And yet we can do no better than to turn to (of all things!) The Economist for the most reasoned response. "I say, yes, it does offend our sense of justice. It offends mine. But I am very wary of my own instinct for retribution, and of yours. The idea of balancing some cosmic scale, of restoring the moral order to equilibrium, is deeply appealing. But there is no cosmic scale to balance. The moral order is not some sort of pervasive ethereal substance that threatens to undo us if monstrous offence is not met with equally ferocious punishment. If we are able to approach the matter rationally, which is hard, I think we will see that a society's main imperative is to guarantee the safety of its members by taking the criminal out of commission and then by punishing wrongdoers to the extent necessary to deter similar future crimes."

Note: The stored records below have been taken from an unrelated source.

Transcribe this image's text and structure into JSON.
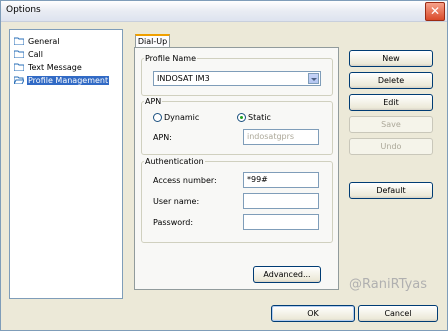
{
  "window": {
    "title": "Options",
    "close_symbol": "✕"
  },
  "tree": {
    "items": [
      {
        "label": "General",
        "icon": "folder-icon",
        "selected": false
      },
      {
        "label": "Call",
        "icon": "folder-icon",
        "selected": false
      },
      {
        "label": "Text Message",
        "icon": "folder-icon",
        "selected": false
      },
      {
        "label": "Profile Management",
        "icon": "folder-open-icon",
        "selected": true
      }
    ]
  },
  "tab": {
    "label": "Dial-Up"
  },
  "profile_name": {
    "legend": "Profile Name",
    "selected": "INDOSAT IM3"
  },
  "apn": {
    "legend": "APN",
    "dynamic_label": "Dynamic",
    "static_label": "Static",
    "selected": "Static",
    "apn_label": "APN:",
    "apn_value": "indosatgprs"
  },
  "authentication": {
    "legend": "Authentication",
    "access_number_label": "Access number:",
    "access_number_value": "*99#",
    "username_label": "User name:",
    "username_value": "",
    "password_label": "Password:",
    "password_value": ""
  },
  "buttons": {
    "new": "New",
    "delete": "Delete",
    "edit": "Edit",
    "save": "Save",
    "undo": "Undo",
    "default": "Default",
    "advanced": "Advanced...",
    "ok": "OK",
    "cancel": "Cancel"
  },
  "watermark": "@RaniRTyas",
  "colors": {
    "selection": "#316ac5",
    "radio_dot": "#21a121",
    "title_close": "#d94a2a"
  }
}
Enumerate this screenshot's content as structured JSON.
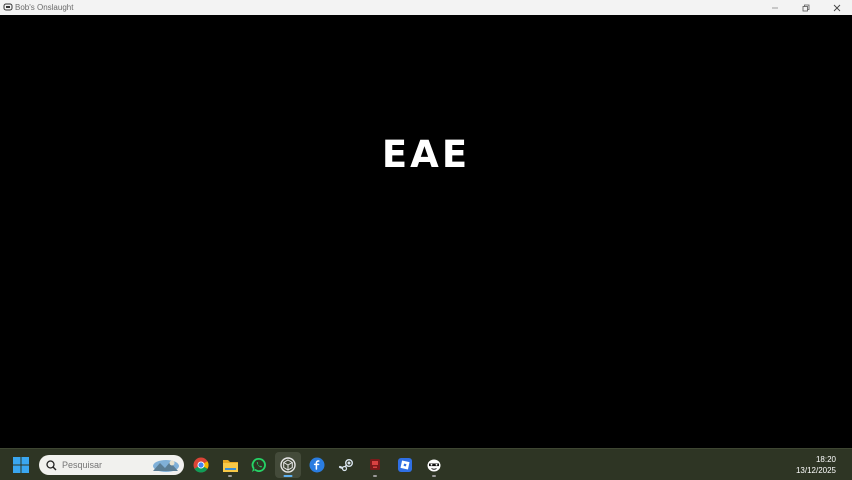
{
  "window": {
    "title": "Bob's Onslaught",
    "controls": {
      "minimize_icon": "minimize-icon",
      "restore_icon": "restore-icon",
      "close_icon": "close-icon"
    }
  },
  "game": {
    "text": "EAE",
    "background": "#000000",
    "text_color": "#ffffff"
  },
  "taskbar": {
    "background": "#2e3524",
    "search": {
      "placeholder": "Pesquisar"
    },
    "apps": [
      {
        "name": "chrome",
        "icon": "chrome-icon",
        "running": false
      },
      {
        "name": "file-explorer",
        "icon": "folder-icon",
        "running": true
      },
      {
        "name": "whatsapp",
        "icon": "whatsapp-icon",
        "running": false
      },
      {
        "name": "unity",
        "icon": "unity-icon",
        "running": true,
        "active": true
      },
      {
        "name": "fl-studio-mobile",
        "icon": "f-app-icon",
        "running": false
      },
      {
        "name": "steam",
        "icon": "steam-icon",
        "running": false
      },
      {
        "name": "game-app",
        "icon": "red-app-icon",
        "running": true
      },
      {
        "name": "roblox",
        "icon": "roblox-icon",
        "running": false
      },
      {
        "name": "bob-game",
        "icon": "bob-face-icon",
        "running": true
      }
    ],
    "clock": {
      "time": "18:20",
      "date": "13/12/2025"
    }
  }
}
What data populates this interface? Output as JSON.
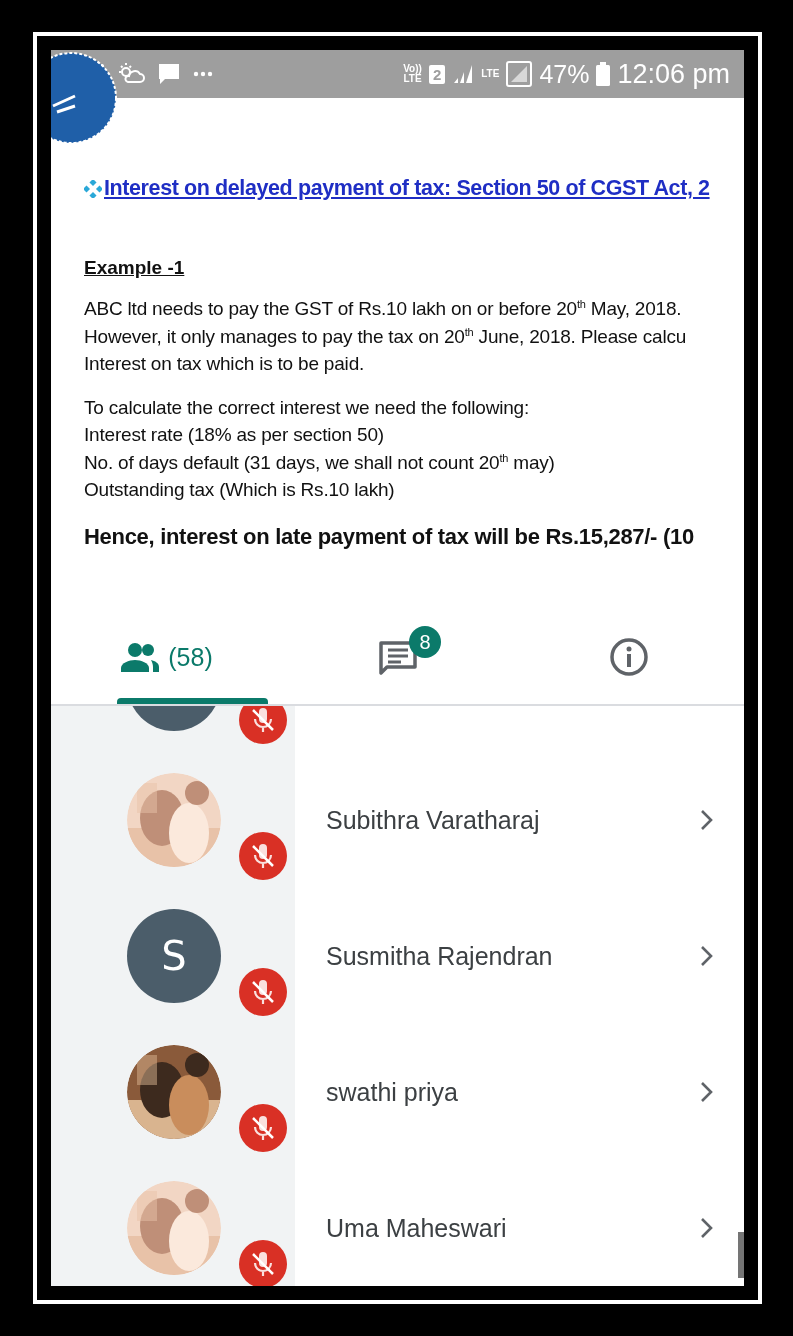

Well said, anonymous writer for the British ragazine. Well said. As to what we do with aging former-Mansonites, it might be too much to expect in these here New-Nited States, but if the real desire is the protection of society, nothing can be gained in that regard by keeping any of those bastards locked up any longer. Let them out. It might even be the decent thing to provide them with some temporary protection.
You read that right.
I'm no fan of murderers. I am a fan of a civilized society, however. And the way we treat the least of our society--whether children, invalids, the aged or the criminals--is a direct reflection of who we as a society desire to be. Me? I want to be free.